- SUPPLIED INFORMATION:
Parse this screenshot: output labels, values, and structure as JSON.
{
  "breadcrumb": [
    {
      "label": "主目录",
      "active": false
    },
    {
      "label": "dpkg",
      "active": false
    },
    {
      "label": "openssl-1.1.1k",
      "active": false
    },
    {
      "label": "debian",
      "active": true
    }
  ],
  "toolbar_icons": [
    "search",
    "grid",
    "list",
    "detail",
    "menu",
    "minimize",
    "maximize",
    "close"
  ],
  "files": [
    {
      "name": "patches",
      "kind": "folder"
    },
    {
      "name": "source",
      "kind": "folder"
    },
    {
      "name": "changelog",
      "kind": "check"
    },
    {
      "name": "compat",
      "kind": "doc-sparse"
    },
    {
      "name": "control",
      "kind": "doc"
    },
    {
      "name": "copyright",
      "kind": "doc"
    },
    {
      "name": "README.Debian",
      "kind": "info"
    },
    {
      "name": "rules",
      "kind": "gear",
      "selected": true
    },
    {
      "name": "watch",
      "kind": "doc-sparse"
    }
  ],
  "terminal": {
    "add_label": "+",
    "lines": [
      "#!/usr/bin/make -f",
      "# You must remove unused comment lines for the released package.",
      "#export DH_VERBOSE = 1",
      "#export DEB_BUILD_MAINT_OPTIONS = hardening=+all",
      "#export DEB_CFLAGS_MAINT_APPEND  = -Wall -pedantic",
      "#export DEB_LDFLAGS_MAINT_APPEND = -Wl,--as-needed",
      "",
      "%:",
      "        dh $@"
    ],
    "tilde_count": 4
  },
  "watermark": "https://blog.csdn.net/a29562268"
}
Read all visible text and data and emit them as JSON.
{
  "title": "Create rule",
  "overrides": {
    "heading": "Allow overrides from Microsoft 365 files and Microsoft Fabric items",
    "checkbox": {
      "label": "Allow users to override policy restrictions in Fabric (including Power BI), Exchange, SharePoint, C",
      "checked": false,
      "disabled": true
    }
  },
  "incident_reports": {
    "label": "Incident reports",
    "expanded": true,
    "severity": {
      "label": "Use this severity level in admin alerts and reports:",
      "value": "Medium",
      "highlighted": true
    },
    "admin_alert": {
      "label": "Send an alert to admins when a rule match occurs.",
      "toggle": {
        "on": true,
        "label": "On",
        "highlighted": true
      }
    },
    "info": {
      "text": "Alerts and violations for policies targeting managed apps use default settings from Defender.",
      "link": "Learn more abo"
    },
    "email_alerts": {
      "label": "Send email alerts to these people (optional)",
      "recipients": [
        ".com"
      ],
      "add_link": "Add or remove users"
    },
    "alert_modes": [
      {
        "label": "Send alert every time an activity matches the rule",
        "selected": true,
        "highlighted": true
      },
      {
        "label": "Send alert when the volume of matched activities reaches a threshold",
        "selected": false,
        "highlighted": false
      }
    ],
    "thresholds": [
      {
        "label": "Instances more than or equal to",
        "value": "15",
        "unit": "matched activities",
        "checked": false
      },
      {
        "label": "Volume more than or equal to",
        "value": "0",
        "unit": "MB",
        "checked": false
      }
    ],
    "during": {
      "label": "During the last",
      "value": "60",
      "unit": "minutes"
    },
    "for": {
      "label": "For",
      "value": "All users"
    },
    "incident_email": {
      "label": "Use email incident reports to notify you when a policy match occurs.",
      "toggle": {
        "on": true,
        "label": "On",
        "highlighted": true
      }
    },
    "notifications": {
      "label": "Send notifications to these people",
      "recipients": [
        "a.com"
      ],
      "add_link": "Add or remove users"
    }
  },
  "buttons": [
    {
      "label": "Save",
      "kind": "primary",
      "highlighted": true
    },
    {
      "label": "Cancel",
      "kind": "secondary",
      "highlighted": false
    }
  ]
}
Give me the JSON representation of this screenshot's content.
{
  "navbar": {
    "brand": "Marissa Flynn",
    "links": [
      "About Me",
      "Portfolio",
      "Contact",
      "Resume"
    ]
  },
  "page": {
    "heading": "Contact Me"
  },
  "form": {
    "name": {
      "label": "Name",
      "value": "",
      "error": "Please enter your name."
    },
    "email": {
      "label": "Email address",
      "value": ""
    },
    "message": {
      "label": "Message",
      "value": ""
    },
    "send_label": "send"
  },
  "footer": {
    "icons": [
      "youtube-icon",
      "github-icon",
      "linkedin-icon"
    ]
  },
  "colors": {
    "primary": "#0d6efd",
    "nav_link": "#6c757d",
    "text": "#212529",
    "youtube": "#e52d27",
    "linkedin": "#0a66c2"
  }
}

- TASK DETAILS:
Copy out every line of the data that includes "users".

- EXERCISE SOLUTION:
      "label": "Allow users to override policy restrictions in Fabric (including Power BI), Exchange, SharePoint, C",
      "add_link": "Add or remove users"
      "value": "All users"
      "add_link": "Add or remove users"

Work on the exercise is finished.